AND THE MAN OF THE MATCH IS...
The rights, wrongs and ROB BRADLEY examines taken for the star player unpredictable decisions
TO US mere mortals you’d imagine it must be marvellous to be marked down as the main man and get the Man of the Match memento. Or the ‘Lass of the Grass’ version in the women’s game.
Sometimes, though, this special award can go to someone no-one expected or can even be a bit of a curse.
Most home clubs will, without fail, announce their team’s winner as the final whistle is about to be blown, even if they are several goals down to a rampaging away side.
The poor guy, having already had a bad day, then has to suffer a barrage of boos from thousands of disgruntled fans. Even if things are going well, the award can go to completely the wrong player, when, as usually happens, it’s a group of well ‘refreshed’ match sponsors who make the decision.
The Man of the Match award was cause of particular embarrassment to Mathieu Flamini of Arsenal. He was being interviewed live on Sky straight after the match against QPR and clearly thought the trophy his interviewer was holding between them was his reward for a solid display.
“If you could pass this to Alexis,” said Ray Stubbs as he finally handed it over – and the poor guy’s dismay was clear for all to see. Sometimes being chosen as top dog can be more unexpected than usual.

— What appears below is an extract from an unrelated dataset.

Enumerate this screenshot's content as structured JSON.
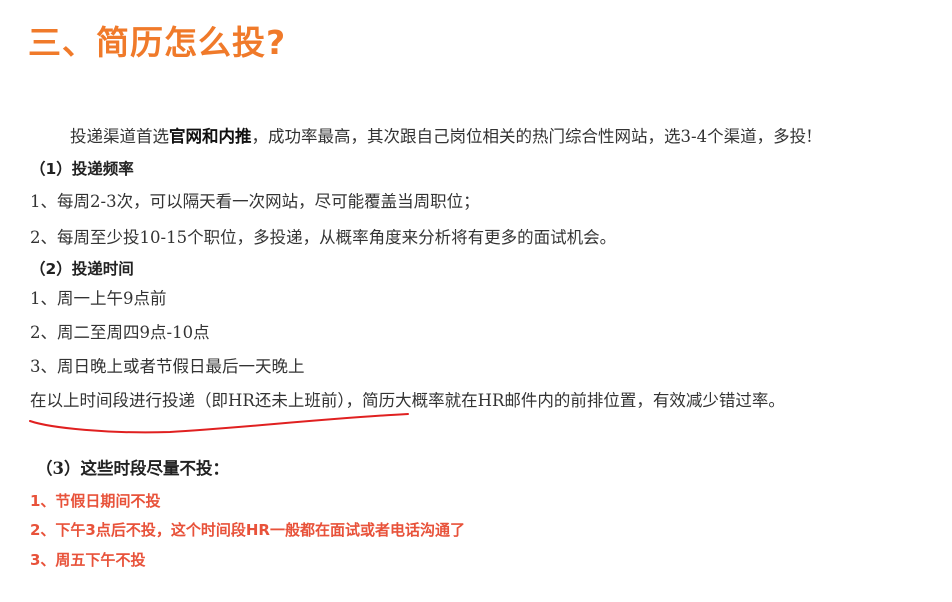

Striker Matt Harrold had been at Crawley Town for quite a while but hadn’t received the honour once. In a match against MK Dons, he took over in goal in the 39th minute after an injury to their keeper. Harrold performed heroics and only a goal in the 96th minute prevented his side getting all three points. He was duly chosen as Man of the Match for the first time as a Crawley player.
In the televised FA Cup tie between Man United and Arsenal in March, the BBC ran a Twitter poll for Man of the Match. Gunners midfielder Francis Coquelin emerged the winner with over 3,000 tweets. Running him a close second only a few hundred behind was… the referee. Michael Oliver officiated superbly and even the one or two decisions he made that the pundits had adjudged to be dubious were proved to be spot on when shown later in slo-mo replays.
In 2013, Dutch club NEC announced that their Man of the Match each game would, for politically incorrect reasons known only to them, have his car washed by a group of bikini-clad girls.Victor Palsson was the first winner who, presumably out of earshot of his wife, declared that,‘It beats getting a bottle of champagne’.
After the award was carried out, possibly this time with his less-than-impressed wife listening, he said meekly,‘My car has never looked cleaner’. In reality, most fans aren’t too bothered about who wins the Man of the Match award. More important, of course, is getting three points and where their club is in the league.
However, at my club (Lincoln City) I have the good fortune to spend the post-match period in the bar area where the presentations are carried out.
The winning player is interviewed briefly and each time the recipient seems genuinely pleased to have won it.
So if, for example, a young lad making his way in the game is chosen as the best player in a game he’ll gain some confidence from it. Having a Man of the Match works for most players and, for some of them, it’ll be something they’ll remember in the future.
We mustn’t forget, of course, those boozy sponsors and their role in the Man of the Match process. It’s something for them to enjoy, too... although whether they can remember it the next day is another matter!
Yes, I’ve won! Victor Palsson and, above, the bikini-clad girls cleaning his car
Super stand-in: Matt Harrold in goal Er, sorry, it’s not yours – Flamini’s awkward moment